Re Schebsman (Deceased) Ex parte Official Receiver
Court of Appeal
Citations:  Ch 83;  2 All ER 768.
The deceased had lost his employment. The employers agreed to pay him compensation for this in instalments. The contract provided for certain payments to be made to his widow if he died before all payments were complete. The deceased became bankrupt, but died a month later.
The employers indicated that they would begin making payments to the widow. The deceased’s official bankruptcy receiver made a claim for these sums. The widow opposed this, claiming those sums were now due to her under trust. The receiver argued that the deceased always had the right to intercept the payments. This made them part of his estate for the purposes of bankruptcy.
- Was the receiver entitled to claim the payments due to the widow?
The Court of Appeal held in favour of the widow. While the contract did not create a ‘trust of a promise’ in her favour, the receiver could not claim the sums. This was because the deceased’s estate had no power to claim the sums without being in breach of contract. Similarly, the debtor had no right to unilaterally change his mind in his lifetime and ask for the payments to be made to someone else after his death. The receiver could only claim sums which the deceased himself would have been able to claim.
This Case is Authority For…
Receivers in bankruptcy have no power to claim sums which the debtor himself could not have claimed.
Lord Greene noted that the wife had no power to sue for the payments if the employers had decided not to pay them to her. This was because she was not a party to the deceased’s contract. Any payments the employers made to her would be voluntary gifts.

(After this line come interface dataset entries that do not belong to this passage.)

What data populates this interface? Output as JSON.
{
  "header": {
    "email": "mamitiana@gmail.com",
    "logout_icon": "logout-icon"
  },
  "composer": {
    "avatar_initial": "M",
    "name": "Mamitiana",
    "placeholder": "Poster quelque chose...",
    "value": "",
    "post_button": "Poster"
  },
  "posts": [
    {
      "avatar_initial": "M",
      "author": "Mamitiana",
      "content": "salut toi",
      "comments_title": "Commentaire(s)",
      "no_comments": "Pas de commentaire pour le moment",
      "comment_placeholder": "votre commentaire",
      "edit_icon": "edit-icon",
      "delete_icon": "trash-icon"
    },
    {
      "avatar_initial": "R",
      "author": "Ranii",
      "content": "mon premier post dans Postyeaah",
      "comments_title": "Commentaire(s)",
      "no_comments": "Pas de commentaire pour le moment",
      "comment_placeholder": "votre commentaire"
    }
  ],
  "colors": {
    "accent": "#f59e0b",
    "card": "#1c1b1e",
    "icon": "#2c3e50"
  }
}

This case shows the limits of the old ‘trust of a promise’ mechanism for escaping the effects of privity of contract. The court explained that they could not turn a contract into a trust where there was no evidence that the parties intended to create a trust. In the modern era, the wife could claim the sums under the Contracts (Rights of Third Parties) Act 1999.